Material supplied:

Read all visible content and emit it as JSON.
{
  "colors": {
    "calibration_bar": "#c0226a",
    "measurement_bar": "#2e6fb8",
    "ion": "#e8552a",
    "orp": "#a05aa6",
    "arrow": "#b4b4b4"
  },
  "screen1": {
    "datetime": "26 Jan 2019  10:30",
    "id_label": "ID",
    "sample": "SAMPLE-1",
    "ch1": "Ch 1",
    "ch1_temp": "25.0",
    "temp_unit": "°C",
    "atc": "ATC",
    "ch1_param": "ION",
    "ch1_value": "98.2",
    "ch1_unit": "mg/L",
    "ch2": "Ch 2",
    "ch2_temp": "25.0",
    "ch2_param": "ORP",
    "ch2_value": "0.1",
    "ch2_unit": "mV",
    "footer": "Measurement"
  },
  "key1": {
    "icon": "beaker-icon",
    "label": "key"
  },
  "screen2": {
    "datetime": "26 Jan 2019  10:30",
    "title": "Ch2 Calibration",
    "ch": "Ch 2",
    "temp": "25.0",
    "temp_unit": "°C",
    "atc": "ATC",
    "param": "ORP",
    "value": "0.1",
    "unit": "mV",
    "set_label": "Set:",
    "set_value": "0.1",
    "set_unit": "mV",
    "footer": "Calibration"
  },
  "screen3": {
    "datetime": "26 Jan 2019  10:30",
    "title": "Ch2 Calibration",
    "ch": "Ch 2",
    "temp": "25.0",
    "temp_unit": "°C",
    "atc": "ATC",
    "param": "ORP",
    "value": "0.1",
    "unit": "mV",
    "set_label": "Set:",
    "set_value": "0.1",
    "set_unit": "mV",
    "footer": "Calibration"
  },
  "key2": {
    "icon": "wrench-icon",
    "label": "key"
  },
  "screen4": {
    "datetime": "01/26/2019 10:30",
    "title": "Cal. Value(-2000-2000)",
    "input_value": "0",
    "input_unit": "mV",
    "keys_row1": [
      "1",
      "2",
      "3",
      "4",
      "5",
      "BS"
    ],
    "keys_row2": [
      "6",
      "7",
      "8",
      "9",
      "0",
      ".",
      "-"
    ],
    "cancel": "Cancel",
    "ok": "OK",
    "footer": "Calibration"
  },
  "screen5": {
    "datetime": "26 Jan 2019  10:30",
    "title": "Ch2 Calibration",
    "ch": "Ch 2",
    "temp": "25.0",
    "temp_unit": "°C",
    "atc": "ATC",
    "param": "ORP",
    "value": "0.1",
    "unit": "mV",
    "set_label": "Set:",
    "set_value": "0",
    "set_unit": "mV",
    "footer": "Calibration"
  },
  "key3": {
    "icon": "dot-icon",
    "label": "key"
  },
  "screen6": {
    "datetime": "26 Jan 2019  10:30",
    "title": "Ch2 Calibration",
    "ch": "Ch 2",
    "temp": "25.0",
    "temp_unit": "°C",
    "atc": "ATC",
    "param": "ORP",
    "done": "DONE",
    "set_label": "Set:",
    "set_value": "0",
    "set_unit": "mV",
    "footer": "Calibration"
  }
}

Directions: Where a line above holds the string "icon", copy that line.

Result:
    "icon": "beaker-icon",
    "icon": "wrench-icon",
    "icon": "dot-icon",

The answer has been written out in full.